TASK DATA:
--------------------

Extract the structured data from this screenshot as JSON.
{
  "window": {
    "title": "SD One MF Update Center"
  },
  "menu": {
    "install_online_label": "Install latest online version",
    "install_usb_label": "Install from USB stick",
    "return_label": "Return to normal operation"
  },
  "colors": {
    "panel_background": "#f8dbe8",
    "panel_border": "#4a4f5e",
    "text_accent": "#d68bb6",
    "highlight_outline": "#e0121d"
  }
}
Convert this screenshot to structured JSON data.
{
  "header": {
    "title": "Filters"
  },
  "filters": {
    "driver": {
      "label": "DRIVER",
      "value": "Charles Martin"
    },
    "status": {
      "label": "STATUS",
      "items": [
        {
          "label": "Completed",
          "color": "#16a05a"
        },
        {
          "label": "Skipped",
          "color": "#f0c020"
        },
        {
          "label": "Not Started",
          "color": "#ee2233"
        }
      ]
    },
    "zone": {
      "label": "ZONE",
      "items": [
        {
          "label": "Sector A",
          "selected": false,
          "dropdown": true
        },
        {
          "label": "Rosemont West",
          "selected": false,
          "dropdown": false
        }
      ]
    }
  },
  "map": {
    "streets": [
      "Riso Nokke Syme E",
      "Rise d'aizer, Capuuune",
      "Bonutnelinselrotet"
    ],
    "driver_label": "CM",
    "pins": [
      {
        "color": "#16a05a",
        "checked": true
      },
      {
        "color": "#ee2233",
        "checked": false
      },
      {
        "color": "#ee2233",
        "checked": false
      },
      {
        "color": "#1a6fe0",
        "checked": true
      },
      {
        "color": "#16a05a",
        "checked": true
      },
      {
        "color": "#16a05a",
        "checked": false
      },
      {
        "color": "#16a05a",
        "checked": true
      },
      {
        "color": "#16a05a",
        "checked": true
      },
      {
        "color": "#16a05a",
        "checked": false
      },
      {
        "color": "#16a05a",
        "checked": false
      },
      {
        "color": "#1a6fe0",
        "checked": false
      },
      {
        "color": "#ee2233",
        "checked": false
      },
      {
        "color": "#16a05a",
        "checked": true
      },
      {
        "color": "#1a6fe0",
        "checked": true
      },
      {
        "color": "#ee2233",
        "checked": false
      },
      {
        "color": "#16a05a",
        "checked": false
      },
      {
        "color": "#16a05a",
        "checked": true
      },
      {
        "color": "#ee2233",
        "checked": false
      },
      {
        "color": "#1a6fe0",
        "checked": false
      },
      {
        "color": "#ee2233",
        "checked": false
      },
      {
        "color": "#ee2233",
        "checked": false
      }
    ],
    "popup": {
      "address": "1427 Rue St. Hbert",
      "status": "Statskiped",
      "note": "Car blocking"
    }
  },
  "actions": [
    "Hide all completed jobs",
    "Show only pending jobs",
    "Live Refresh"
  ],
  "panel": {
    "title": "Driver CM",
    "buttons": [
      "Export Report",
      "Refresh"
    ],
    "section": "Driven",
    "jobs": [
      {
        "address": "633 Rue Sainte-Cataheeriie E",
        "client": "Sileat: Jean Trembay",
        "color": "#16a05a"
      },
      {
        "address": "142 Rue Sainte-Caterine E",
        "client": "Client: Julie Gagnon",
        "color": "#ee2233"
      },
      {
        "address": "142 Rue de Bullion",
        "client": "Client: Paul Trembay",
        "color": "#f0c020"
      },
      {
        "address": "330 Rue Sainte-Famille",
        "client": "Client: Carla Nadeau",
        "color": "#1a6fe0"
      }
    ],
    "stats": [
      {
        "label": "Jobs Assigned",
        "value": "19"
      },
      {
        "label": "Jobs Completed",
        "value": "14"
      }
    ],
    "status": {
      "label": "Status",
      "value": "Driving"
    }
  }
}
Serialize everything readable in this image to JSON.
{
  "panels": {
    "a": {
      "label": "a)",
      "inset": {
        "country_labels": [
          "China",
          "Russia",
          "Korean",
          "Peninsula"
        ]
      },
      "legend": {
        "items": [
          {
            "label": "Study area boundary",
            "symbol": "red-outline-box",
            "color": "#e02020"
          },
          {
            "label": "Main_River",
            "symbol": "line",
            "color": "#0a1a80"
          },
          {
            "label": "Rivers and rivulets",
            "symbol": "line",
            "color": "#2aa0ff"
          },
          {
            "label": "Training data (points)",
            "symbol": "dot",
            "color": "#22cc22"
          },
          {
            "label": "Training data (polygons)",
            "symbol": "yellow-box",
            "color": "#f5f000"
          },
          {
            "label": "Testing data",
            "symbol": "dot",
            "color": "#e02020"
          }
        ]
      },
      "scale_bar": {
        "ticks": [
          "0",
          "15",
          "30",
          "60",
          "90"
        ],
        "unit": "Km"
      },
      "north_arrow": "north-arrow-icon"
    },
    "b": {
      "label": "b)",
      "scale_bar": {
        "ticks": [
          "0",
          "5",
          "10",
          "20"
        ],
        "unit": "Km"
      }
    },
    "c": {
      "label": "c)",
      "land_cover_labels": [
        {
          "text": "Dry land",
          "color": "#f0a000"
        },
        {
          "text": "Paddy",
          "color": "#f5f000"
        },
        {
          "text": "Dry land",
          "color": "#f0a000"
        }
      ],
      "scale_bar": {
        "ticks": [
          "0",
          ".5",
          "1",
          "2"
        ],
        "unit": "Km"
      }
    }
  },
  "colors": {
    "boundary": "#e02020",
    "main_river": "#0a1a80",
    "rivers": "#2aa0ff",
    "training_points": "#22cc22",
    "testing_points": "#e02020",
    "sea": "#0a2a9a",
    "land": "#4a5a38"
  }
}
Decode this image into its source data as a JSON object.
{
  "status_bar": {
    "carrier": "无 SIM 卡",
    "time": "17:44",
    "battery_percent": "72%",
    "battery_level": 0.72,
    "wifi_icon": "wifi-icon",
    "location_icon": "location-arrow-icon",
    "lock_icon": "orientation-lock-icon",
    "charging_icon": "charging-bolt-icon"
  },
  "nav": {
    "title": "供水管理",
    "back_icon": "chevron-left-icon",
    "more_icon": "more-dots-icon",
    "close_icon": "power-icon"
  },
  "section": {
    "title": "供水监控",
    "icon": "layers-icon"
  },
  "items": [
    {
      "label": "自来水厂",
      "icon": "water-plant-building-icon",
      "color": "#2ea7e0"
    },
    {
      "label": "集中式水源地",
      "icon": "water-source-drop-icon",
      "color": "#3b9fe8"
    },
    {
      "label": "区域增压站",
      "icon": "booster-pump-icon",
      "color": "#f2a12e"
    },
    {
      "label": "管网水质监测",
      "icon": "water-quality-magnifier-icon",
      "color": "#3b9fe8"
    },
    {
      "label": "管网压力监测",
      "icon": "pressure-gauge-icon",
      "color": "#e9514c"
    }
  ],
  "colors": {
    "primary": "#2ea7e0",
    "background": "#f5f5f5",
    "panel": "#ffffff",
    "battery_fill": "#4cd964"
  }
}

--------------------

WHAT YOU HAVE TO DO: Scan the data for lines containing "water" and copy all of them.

WRITTEN REPLY:
      "icon": "water-plant-building-icon",
      "icon": "water-source-drop-icon",
      "icon": "water-quality-magnifier-icon",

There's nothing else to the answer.